Mid-Century Modern

The Jessie Ball duPont Center is, architecturally, a "Mid-Century Modern" structure — a label that defines more that the point in time when it was constructed.

Mid-Century Modern architecture is marked by open floor plans, ample windows and seamless connections between the interior and the outdoors. It is a reflection of an era — an era when World War II was behind us and "space-age" technologies created new materials that opened up exciting possibilities in construction and design.

Stephen Coles (The Mid-Century Modernist) writes, "If good design is a balance of aesthetics and utility, the craft peaked in the years between 1945–1970. This era of modernism hit the design sweet spot: functional beauty.

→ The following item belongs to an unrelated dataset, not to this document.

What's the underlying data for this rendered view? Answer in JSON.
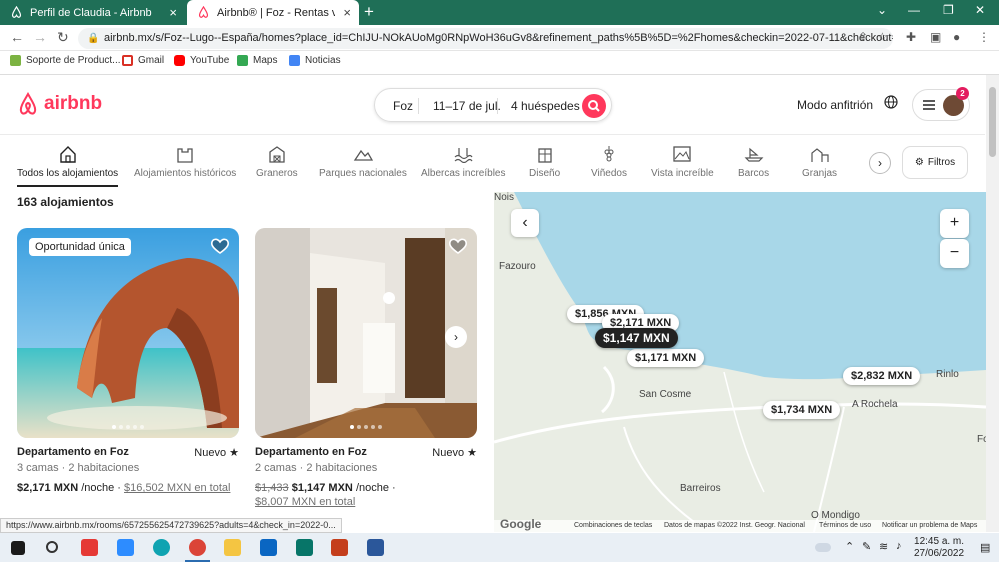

Finding harmony between the natural and the manmade, artists and craftsmen created objects that serve their purpose with organic grace."

New materials such as laminate and plastics were used with wood and metals to create new forms, according to Lesa N. Lorusso of the Florida Historical Society (The History of the Midcentury Modern Style). " What I love most about this style is the bold, innovative use of imaginative forms in architecture and design."